his palm the priest shall put on the head of the one being purified. Thus the priest
shall make expiation for him before the Lord.” (Leviticus 14:16-18 – Metzora)
“The oil is placed on the leper’s head, hand, and foot and sprinkled on the altar,
to convey the idea that recovery from illness is the combined result of our
actions, our attitudes, and divine grace.” (Chumash Etz Hayim)
“The intimacy of this ritual emerges clearly when one considers that the priest—
who must avoid any contact with ritual uncleanness—himself smears the
metzora’s extremities and anoints him with oil. In so doing, he advertises that the
metzora retains no impurity, but is instead suitable for an intimate encounter with
the holy man. Once the metzora is purified—these rituals seem to say—there is
no clinging ‘taint.’ The rite is thus carefully calibrated to remove not just the
metzora’s ritual uncleanness, but also to restore his dignity, to eliminate any
residual stigma or shame.” (Rachel Farbiarz)
“The fact that the same procedure was followed for the consecration of a priest
and the cleansing of a ‘leper’ rules out moralizing explanations.” (Rabbi W.
Gunther Plaut, Torah: A Modern Commentary)
“It is rather like alluding to the obvious connection between the two ceremonies
of the sword: when it taps a man’s shoulder, and when it cuts off his head. It is
not at all similar for the man.” (Gilbert K. Chesterton)
Questions for Discussion
What do you make of the parallel between the ritual of priestly ordination (see
Leviticus 8:23-24) and the purification of a leper? Are the parallels superficial (as Chesterton suggests, like the parallel between using a sword either to knight or to behead)? Or is the similarity between the rites purposeful? If so, to what purpose?
Rachel Farbiarz describes the priest’s role as one of role-modeling: he establishes
direct, intimate interaction with the leper, dramatically demonstrating that such
contact by other Israelites is safe, appropriate, and spiritually desirable. How can
religious and Jewish lay leaders play a similar role today in their relationship to
those who would be marginalized? How might this interpretation of the kohen’s
ritual role be used even with young children to emphasize the virtues of
inclusiveness and kindness, and treating unpopular peers graciously?
What is the meaning of “divine grace” in the process of healing and recovery?
What can we do to enhance our receptivity to our worthiness of God’s grace? Or
is grace by definition unrelated to either our efforts or our merits?

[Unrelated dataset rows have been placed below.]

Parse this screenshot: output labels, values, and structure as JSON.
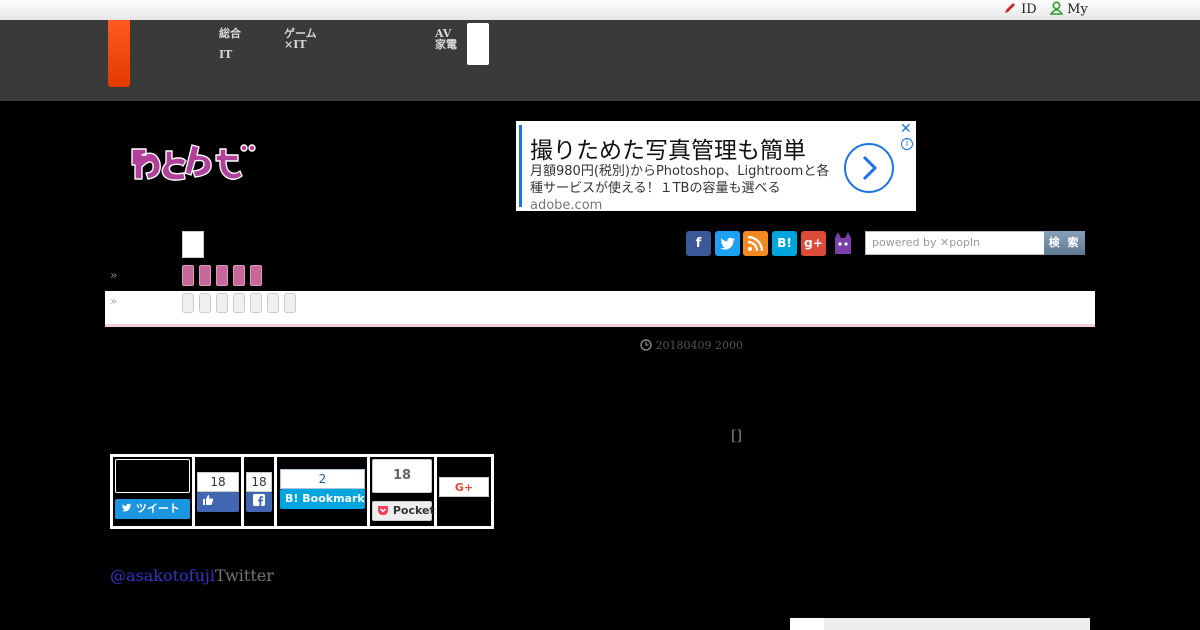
{
  "topbar": {
    "id_label": "ID",
    "my_label": "My"
  },
  "nav": {
    "item1_line1": "総合",
    "item1_line2": "IT",
    "item2_line1": "ゲーム",
    "item2_line2": "×IT",
    "item3_line1": "AV",
    "item3_line2": "家電"
  },
  "ad": {
    "headline": "撮りためた写真管理も簡単",
    "body": "月額980円(税別)からPhotoshop、Lightroomと各種サービスが使える！１TBの容量も選べる",
    "domain": "adobe.com",
    "close_glyph": "✕",
    "info_glyph": "i",
    "arrow_glyph": "›"
  },
  "search": {
    "placeholder": "powered by ✕popIn",
    "button_label": "検 索"
  },
  "social_icons": [
    "facebook-icon",
    "twitter-icon",
    "rss-icon",
    "hatena-icon",
    "googleplus-icon",
    "nekomimi-icon"
  ],
  "breadcrumb": {
    "separator": "»"
  },
  "article": {
    "date": "20180409 2000",
    "bracket_text": "[]",
    "twitter_handle": "@asakotofuji",
    "twitter_suffix": "Twitter"
  },
  "share": {
    "tweet_label": "ツイート",
    "like_count": "18",
    "fb_share_count": "18",
    "bookmark_count": "2",
    "bookmark_label": "Bookmark",
    "pocket_count": "18",
    "pocket_label": "Pocket",
    "gplus_label": "G+"
  },
  "colors": {
    "accent_orange": "#ff5a1f",
    "pink": "#c8679a",
    "link": "#3333cc",
    "facebook": "#3b5998",
    "twitter": "#1da1f2",
    "hatena": "#00a4de"
  }
}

Parashat Tazria-Metzora, read on April 28, 2012, deals with priestly involvement
with the treatment of disease, leprosy, inflammation, rashes, and bodily discharges.
On April 28, 1932 – 80 years ago today – the development of a vaccine to prevent
yellow fever was announced.
Yom Ha-Atzma’ut, Israeli Independence Day, is officially the 5th of Iyar, this year,
Friday – erev Shabbat Parashat Tazria-Metzora. In practice, however, Yom Ha-
Atzma’ut is observed only on Tuesday, Wednesday, or Thursday, so that this modern
holiday (as well as Yom Ha-Zikaron, Israel Memorial Day) will neither coincide and
conflict with Shabbat, nor immediately precede or follow it. This year’s observance
of Yom Ha-Atzma’ut is moved up to Thursday, April 26. Siddur Sim Shalom reflects
the Conservative movement practice of celebrating Yom Ha-Atzma’ut with Hallel, a
Torah reading (Deuteronomy 7:12-8:18), and a haftarah (Isaiah 10:32-12:6). A
special version of Al Ha-Nisim (a prayer previously recited only in conjunction with
Chanukah and Purim) is also added to each Amidah on Yom Ha-Atzma’ut, as well as
to birkat hamazon. As for those who customarily refrain from haircuts and shaving
during the omer, rabbinic authorities who advocate lifting these instructions in honor
of Yom Ha-Atzma’ut include Rabbis Tzvi Yehuda Kook, Shlomo Aviner, and Tzvi
Pesach Frank (see, for example, She'eilat Shlomo 2:144, Iturei Cohanim #186, and
Shana Beshana 5752, p. 145).